The data, collected from the World Health Organization International Agency for Research on Cancer, further implies that the true impact of NMSC might be even graver than previously thought, as the condition often goes underreported.
Professor Thierry Passeron, who spearheaded the research, shared, “Although NMSC is less likely to be fatal than melanoma skin cancer, its prevalence is strikingly higher. In 2020, NMSC accounted for 78% of all skin cancer cases, resulting in over 63,700 deaths. In contrast, melanoma caused an estimated 57,000 fatalities in the same year.”
This illustrates that despite the lesser individual fatality rate of NMSC compared to melanoma, the sheer number of NMSC cases contributes to a greater overall death toll.
Delving deeper into the figures, Professor Passeron cautioned that these numbers might only be the tip of the iceberg. “As alarming as these figures are, they may, in fact, be underestimated. NMSC is often underreported in cancer registries, making it challenging to understand the true burden.”

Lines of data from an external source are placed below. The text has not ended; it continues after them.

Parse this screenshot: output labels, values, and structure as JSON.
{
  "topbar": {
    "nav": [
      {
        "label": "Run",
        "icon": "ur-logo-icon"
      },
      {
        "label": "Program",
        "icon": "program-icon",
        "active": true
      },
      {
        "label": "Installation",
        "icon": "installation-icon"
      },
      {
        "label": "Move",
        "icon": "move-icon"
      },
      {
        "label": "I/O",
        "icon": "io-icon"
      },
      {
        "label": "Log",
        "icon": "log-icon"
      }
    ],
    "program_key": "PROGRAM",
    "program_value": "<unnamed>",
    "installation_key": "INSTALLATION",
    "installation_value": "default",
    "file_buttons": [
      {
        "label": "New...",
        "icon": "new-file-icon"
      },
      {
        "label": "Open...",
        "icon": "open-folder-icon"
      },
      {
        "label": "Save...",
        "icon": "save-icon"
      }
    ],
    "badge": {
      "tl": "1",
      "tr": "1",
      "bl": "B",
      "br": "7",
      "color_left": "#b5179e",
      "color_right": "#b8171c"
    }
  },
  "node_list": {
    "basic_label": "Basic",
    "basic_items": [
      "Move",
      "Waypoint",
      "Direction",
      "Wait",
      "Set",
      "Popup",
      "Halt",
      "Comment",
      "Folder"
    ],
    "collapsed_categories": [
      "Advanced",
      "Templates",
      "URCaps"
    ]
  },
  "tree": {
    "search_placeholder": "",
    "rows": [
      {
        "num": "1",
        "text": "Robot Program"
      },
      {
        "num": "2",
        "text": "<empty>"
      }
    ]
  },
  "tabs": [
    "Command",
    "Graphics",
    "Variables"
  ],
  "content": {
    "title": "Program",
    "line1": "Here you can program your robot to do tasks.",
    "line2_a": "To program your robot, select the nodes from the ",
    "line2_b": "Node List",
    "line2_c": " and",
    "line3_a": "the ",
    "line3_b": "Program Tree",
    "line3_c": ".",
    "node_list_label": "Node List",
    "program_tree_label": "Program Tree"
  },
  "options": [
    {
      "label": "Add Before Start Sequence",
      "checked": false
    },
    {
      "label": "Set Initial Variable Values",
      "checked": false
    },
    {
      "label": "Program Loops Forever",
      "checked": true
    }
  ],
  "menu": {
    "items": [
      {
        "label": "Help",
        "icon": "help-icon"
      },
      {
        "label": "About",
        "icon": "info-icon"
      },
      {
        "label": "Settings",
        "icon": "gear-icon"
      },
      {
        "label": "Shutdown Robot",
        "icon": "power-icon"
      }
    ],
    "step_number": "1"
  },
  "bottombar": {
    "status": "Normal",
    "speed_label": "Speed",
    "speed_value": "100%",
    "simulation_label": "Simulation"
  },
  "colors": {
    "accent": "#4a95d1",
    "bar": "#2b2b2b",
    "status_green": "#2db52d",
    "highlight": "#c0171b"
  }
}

In their comprehensive study, the researchers also pinpointed specific demographics that appeared more vulnerable to NMSC. These include outdoor workers exposed to the sun for prolonged periods, organ transplant recipients, and individuals diagnosed with xeroderma pigmentosum—a genetic disorder characterized by extreme sensitivity to sunlight.
Skin cancer’s reach is not limited by geographical or ethnic boundaries. While a significant incidence was found among fair-skinned and elderly populations in countries like the USA, Germany, UK, France, Australia, and Italy, countries with a predominantly darker-skinned populace are not spared. Evidence for this is the 11,281 recorded skin cancer deaths in Africa.
In 2020 alone, a staggering 1.2 million cases of NMSC were reported globally, in contrast to the 324,635 cases of melanoma. It’s important to highlight that most skin cancer diagnoses are non-melanoma.
These cancers typically manifest in the skin’s upper layers and are broadly categorized into types such as basal cell carcinoma and squamous cell carcinoma. Compared to melanoma — which originates in melanocytes, the pigment-producing cells — NMSC is less aggressive, as it is less likely to metastasize to other body parts and can often be treated more effectively.
Professor Passeron comments, “We have to get the message out that not only melanoma can be fatal, but NMSC also. It’s crucial to note that individuals with melanin rich skin are also at risk and are dying from skin cancer. There is a need to implement effective strategies to reduce the fatalities associated with all kinds of skin cancers.”
“Our study did not find consistent evidence to suggest that having more dermatologists per capita could reduce mortality rates. Surprisingly, countries like Australia, the UK and Canada, with fewer dermatologists, exhibited low mortality-to-incidence ratios. We therefore need to explore what strategies these countries are employing to reduce the impact of skin cancer in further depth. The involvement of other healthcare practitioners, such as GPs, in the identification and management of this disease may partly explain their success. There remains huge opportunity worldwide to elevate the role of GPs and other healthcare professionals in this process and train them to recognise suspicious lesions early.”
“In alignment with this, there is an ongoing need to develop awareness campaigns that educate the general public about the risks of sun exposure and other relevant risk factors. These campaigns should be tailored to at-risk populations, including those with fair skin, outdoor workers, the elderly and individuals who are immunosuppressed. Importantly, these efforts should also extend to populations that may not typically be considered at high risk, such as darker-skinned populations.”
Professor Passeron concludes, “Skin cancers are preventable and treatable, so we need to do more to ensure we are stopping the progression of this disease as early as possible to save lives.”
In light of these findings, it is crucial for global health organizations and governments to recognize the extensive reach and impact of NMSC, ensuring that preventative measures, accurate reporting, and effective treatments are prioritized.
Like what you read? Subscribe to our newsletter for engaging articles, exclusive content, and the latest updates.